ASSIGNMENT: Your answer should be one number: how many lines of the data include the string "this"?

Data about app and page elements:
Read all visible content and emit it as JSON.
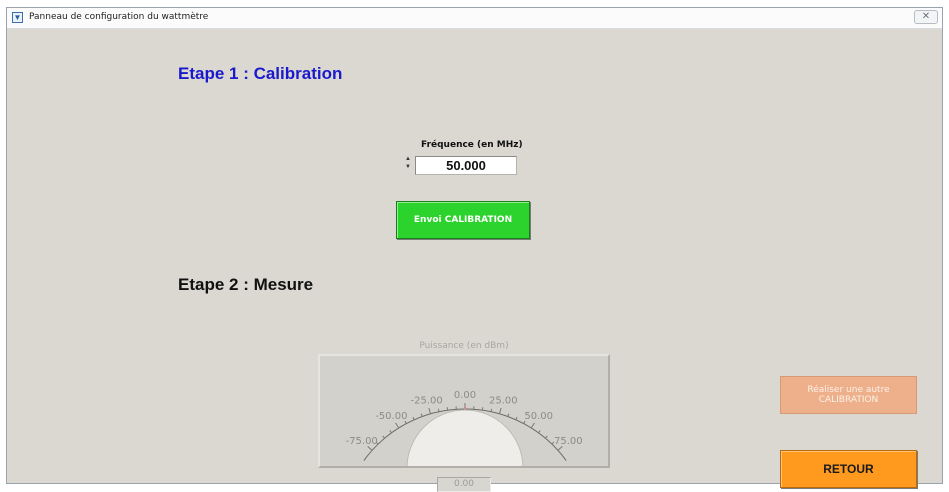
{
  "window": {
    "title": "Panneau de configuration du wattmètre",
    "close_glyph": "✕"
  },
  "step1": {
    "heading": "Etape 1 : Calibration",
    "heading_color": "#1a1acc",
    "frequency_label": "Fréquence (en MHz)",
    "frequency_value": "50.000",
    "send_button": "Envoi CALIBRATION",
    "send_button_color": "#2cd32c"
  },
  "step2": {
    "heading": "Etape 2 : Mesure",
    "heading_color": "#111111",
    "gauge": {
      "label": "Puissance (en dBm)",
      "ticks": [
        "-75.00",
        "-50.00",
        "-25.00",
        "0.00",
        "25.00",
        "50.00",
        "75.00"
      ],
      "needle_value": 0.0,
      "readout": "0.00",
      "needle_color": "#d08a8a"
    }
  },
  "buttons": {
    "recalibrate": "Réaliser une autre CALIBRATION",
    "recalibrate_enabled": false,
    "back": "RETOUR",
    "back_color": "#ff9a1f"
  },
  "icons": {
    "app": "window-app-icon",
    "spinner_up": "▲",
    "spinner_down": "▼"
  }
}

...

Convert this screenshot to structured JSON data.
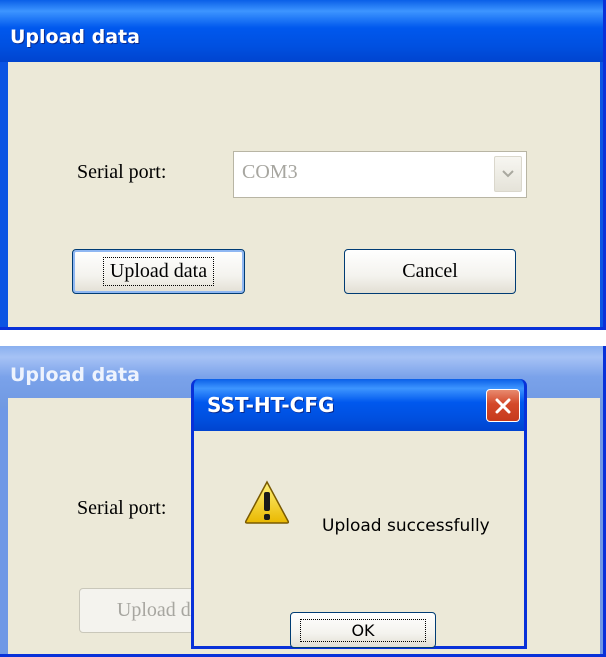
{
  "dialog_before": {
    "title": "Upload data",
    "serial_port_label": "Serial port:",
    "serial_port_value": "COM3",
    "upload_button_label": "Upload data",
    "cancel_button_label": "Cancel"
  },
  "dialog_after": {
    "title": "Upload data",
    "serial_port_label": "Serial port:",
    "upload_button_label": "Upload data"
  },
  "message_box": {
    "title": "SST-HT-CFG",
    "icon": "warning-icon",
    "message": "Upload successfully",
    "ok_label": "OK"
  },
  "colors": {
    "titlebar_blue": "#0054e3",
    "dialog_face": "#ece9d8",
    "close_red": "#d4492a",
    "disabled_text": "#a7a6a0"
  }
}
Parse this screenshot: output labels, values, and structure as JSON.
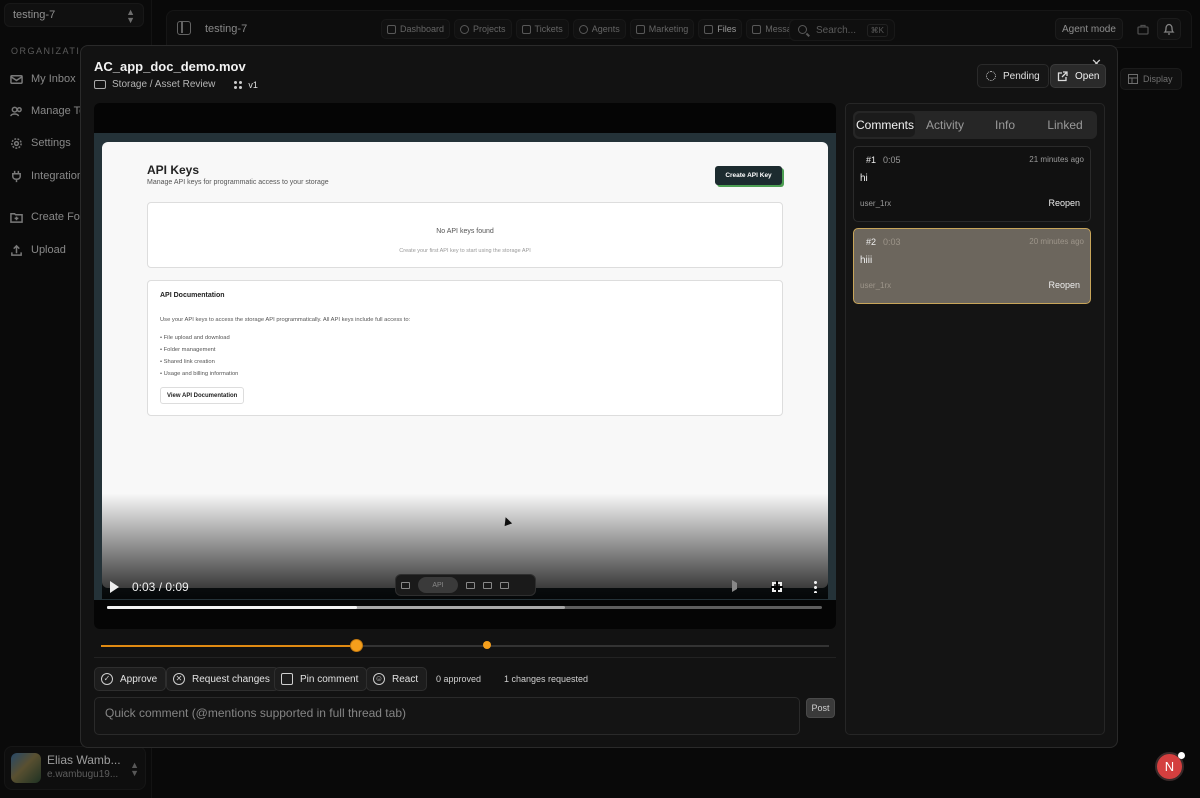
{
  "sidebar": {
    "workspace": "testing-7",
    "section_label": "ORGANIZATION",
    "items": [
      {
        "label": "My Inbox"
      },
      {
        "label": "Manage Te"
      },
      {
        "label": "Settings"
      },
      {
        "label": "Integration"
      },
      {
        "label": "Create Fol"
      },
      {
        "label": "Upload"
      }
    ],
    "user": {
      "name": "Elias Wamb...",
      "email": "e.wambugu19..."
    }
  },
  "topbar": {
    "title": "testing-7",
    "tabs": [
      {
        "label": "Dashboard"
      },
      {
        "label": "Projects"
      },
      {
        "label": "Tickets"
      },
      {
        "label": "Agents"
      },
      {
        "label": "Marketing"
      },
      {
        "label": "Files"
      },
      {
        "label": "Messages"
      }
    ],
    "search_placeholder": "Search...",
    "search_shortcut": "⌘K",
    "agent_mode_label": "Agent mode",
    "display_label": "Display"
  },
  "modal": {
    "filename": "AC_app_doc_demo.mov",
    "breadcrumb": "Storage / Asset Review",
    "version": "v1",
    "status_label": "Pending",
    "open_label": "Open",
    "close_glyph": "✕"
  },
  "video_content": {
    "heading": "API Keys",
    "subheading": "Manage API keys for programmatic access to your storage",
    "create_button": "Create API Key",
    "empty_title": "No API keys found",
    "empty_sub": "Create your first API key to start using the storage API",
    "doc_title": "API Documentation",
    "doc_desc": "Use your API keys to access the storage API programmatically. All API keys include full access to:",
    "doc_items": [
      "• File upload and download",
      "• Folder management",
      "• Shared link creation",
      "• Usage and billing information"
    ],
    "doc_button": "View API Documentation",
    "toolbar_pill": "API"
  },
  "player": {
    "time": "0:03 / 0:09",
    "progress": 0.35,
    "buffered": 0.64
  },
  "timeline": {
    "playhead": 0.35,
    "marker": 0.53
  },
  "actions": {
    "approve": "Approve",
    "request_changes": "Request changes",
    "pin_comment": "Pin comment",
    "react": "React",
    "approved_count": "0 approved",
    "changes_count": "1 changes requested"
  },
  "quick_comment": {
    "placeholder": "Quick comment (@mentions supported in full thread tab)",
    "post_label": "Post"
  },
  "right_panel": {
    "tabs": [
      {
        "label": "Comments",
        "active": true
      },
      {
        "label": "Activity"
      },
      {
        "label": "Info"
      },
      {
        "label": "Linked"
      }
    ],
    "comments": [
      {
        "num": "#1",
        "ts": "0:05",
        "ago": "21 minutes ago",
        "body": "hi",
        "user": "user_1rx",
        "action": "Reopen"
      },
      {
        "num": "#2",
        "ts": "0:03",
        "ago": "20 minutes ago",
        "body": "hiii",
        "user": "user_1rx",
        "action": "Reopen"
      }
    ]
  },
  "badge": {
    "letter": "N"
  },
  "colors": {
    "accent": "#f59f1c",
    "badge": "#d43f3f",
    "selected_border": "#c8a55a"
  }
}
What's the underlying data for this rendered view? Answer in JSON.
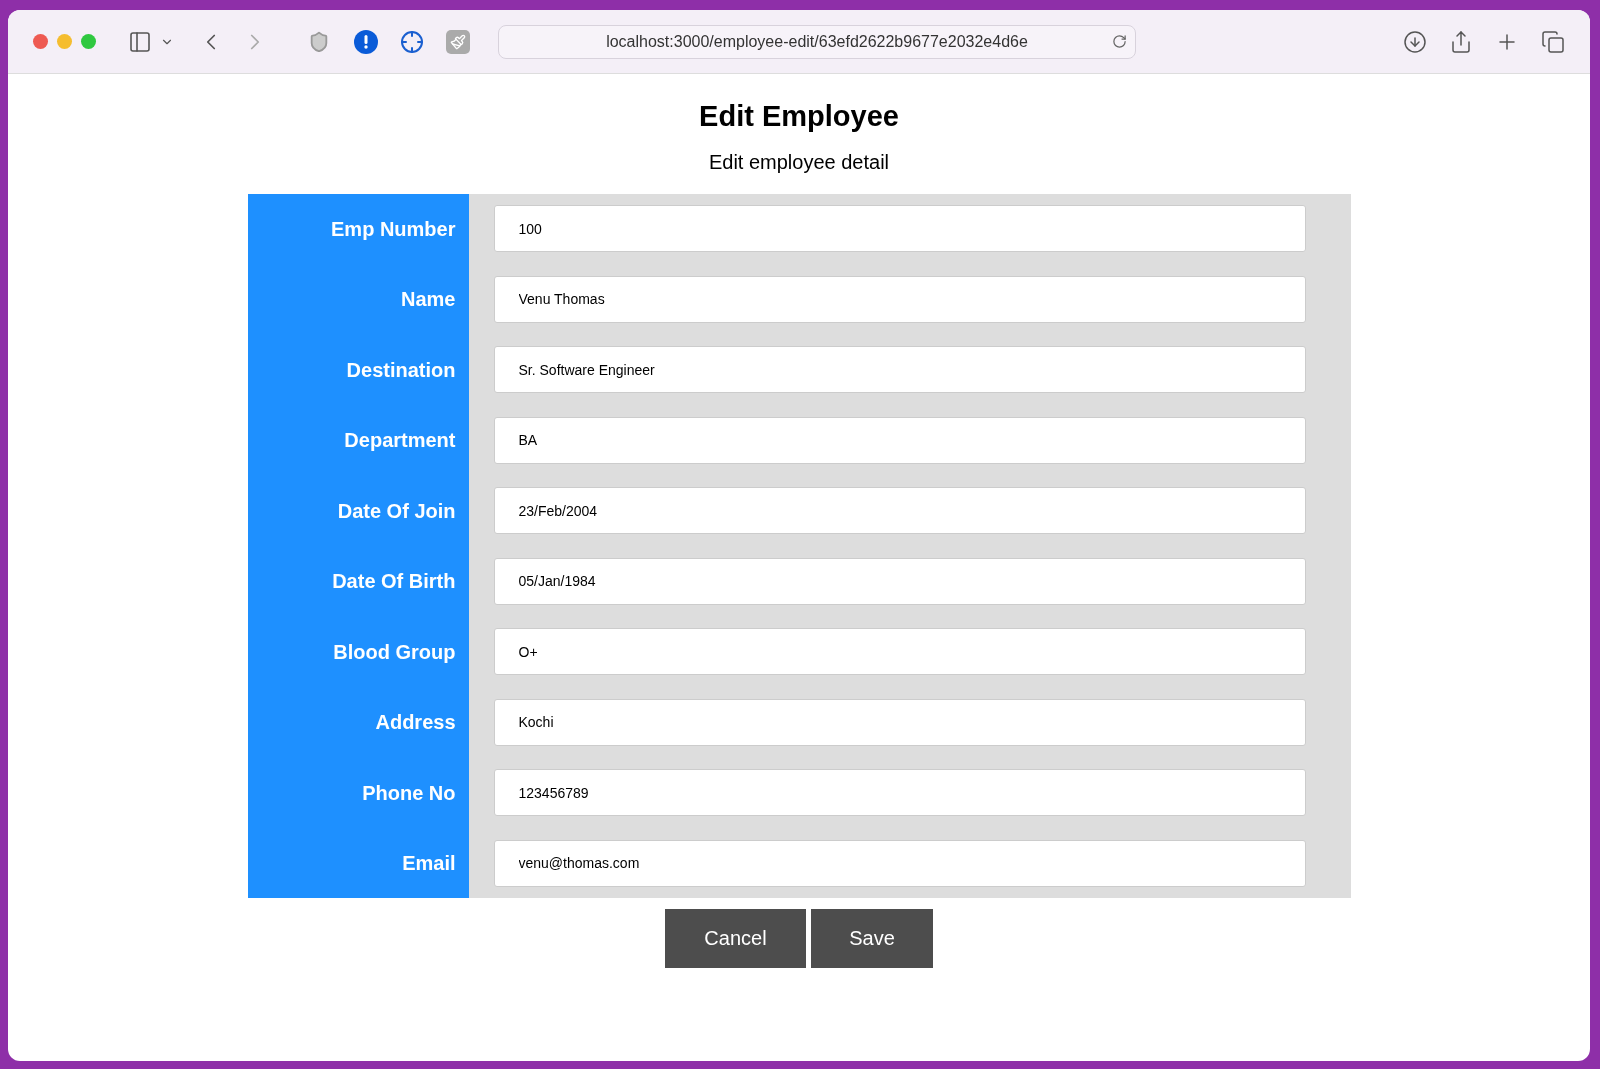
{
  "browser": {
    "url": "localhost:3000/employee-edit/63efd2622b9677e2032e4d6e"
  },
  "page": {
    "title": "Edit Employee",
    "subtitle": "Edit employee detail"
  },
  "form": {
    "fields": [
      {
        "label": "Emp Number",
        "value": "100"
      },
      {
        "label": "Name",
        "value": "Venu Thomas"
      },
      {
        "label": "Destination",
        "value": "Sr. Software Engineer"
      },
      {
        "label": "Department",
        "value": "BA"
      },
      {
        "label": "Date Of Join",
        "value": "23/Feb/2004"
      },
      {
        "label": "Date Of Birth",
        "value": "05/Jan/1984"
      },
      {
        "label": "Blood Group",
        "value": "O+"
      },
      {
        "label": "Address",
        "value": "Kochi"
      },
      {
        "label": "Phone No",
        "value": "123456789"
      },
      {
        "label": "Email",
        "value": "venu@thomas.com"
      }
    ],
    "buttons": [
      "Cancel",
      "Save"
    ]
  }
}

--

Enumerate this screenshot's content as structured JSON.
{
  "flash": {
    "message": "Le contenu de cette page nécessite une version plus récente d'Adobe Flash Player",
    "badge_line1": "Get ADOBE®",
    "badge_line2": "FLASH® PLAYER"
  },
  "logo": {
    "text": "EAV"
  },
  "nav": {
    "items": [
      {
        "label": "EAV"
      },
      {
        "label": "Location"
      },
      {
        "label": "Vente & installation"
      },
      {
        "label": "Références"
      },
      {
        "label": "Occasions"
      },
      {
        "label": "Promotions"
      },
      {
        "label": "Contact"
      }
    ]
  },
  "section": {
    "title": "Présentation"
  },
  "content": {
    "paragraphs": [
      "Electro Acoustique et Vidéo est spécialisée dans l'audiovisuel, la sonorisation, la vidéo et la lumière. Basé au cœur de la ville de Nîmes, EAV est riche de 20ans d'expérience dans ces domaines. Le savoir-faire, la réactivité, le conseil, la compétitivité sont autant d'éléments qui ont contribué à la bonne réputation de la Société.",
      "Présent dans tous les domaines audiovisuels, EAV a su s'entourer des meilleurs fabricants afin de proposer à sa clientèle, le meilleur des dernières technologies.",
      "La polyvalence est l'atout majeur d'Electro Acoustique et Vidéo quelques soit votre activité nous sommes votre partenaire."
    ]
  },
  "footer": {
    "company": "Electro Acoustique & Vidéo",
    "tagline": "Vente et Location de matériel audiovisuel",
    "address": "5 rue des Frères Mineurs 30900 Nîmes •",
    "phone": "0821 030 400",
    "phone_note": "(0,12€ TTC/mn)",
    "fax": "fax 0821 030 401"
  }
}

REPLY TO THE TASK: 4